Also, it isn’t necessary that the comparison has to be in Present Tense. Using past tense is acceptable but sends a slightly different meaning:

यो घर दरवार जस्तो थियो(yo ghar darwar jastothiyo

= This house waslike a palace.


What if two things are dissimilar? For example, what if we were presented with a sentence like ’Snow isn’t as cold as Dry Ice.’? We can solve this problem fairly easily…infact very easily. We retain all the structure we saw above and make only one simple alteration, that is by making the verb Negative.

So, let’s go to our first example:

यो घर दरवार जस्तो छ (yo ghar darwar jasto cha)

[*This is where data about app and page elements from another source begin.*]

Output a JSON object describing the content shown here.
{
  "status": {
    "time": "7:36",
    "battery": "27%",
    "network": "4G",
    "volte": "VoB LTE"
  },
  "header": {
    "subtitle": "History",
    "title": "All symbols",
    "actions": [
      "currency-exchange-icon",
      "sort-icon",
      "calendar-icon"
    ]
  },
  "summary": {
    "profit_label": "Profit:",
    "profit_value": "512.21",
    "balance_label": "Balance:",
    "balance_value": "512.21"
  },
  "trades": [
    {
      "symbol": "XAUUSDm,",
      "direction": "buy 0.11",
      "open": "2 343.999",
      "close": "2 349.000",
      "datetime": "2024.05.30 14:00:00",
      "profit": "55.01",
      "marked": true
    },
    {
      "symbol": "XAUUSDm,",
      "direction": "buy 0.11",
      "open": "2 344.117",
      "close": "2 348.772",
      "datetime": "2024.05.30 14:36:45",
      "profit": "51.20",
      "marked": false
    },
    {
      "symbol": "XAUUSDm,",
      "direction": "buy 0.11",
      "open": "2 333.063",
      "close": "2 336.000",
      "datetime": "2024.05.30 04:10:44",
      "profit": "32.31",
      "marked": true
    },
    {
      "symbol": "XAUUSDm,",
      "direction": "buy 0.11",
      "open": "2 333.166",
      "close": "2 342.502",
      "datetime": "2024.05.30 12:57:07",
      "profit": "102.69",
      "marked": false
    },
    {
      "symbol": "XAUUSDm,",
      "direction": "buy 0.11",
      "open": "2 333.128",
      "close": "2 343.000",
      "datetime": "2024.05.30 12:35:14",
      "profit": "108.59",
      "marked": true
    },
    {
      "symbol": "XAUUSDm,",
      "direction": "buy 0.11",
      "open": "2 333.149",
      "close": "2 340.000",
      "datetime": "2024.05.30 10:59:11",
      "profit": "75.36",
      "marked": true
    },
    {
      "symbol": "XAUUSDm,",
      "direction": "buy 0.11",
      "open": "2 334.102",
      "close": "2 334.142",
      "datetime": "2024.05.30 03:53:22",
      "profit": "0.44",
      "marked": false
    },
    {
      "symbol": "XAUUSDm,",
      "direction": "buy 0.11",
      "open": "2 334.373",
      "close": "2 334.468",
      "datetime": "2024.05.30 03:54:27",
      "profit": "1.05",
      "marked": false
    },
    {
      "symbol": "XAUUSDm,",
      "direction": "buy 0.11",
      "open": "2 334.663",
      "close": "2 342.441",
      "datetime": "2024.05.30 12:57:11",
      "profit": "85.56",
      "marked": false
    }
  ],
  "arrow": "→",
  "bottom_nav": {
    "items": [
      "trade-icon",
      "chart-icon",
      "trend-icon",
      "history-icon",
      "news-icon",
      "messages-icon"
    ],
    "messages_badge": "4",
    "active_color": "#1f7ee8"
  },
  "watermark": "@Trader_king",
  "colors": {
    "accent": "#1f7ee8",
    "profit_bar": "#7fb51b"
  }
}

= This house is like a palace.


Now, if we want to say ‘This house is NOTlike a palace’, then we simply change the verb into negative:

यो घर दरवार जस्तो छैन (yo ghar darwar jasto chaina)

= This house is not like a palace.


Here’s another sentence:

तिमी तिम्रो भाई जस्तो छैनौ (timi timro bhai jasto chainau)

= You are not like your younger brother.



Jastocan also be used to show probability. We first make a sentence (a full one with a verb) and then add ’jasto cha’. Jasto chaacts like ’it seems’ here. For example:

यो हो जस्तो छ (yo ho jasto cha)

= This might be. (= This might be the thing, it seems)


तिमी जित्छौ जस्तो छ (timi jitchau jasto cha)

= You’ll win, it seems.


आज पानी परेर म ढिलो हुन्छु जस्तो छ (aja pani parera ma dhilo hunchu jasto cha)

= I’ll be late since it’s raining, it seems.


We can also use ‘jasto chaina’ to mean ’it doesn’t seem’:

पानी पर्छ जस्तो छैन (pani parcha jasto chaina)

= It doesn’t seem rain will fall.


More examples:

यो लुगा निलो-कालो जस्तो छ (yo luga nilo kalo jasto cha)

= This dress is blue-black, it seems.

हैन, यो लुगा सेतो-पहेलो जस्तो छ (haina, yo luga seto-pahelo cha)

= No, this dress is white-gold.


REMEMBER! The verb has to agree with the subject. If you are reading this, then you probably know that verbs have many forms, each agreeing with their own respective subjects. For example:

तपाईं राम जस्तो हुनुहुन्छ (tapai ram jasto hunuhuncha)

= You are like Ram.

तपाईं (tapai) agrees with हुनुहुन्छ (hunuhuncha) and use of any other form (like cha, chu etc.) is wrong.




1. खोलाको पानी आइस जस्तो चिसो छ 

2. खोलाको पानी आइस जस्तो छ  

3. मौसम नराम्रो जस्तो छ 

4. यो घर नारायणहिती जस्तो छ 

5. सुन जस्तो चम्किलो धातु 



1. तिम्रो आँखा चिलको जस्तो तेजिलो ____ (Your eyes are as sharp as an eagle’s /timro akha chil`ko jasto tejilo ___/ ) 

2. नदी कर्नाली जस्तो ठुलो ____ (River is big like Karnali /nadi karnali jasto thulo ____/ )

3. तिम्रो लुगा मेरो जस्तो उज्यालो ____ (Your dress is not bright like mine /timro luga mero jasto ujyalo ____/ )


ANSWER (for illustrative purposes only)

A. 1. The river’s water(s) is cold like ice. /khola`ko pani ais jasto chiso cha/

A. 2. The river’s water(s) is like ice. /khola`ko pani ais jasto cha/

A. 3. The weather (is) bad, it seems. /mausam naramro jasto cha/

A. 4. This house is like Narayanhiti. /yo ghar narayanhiti jasto cha/

A. 5. Gold-like-shine (having) metal /sun jasto chamkilo dhatu/

B.1. cha

B. 2. cha

B. 3. chaina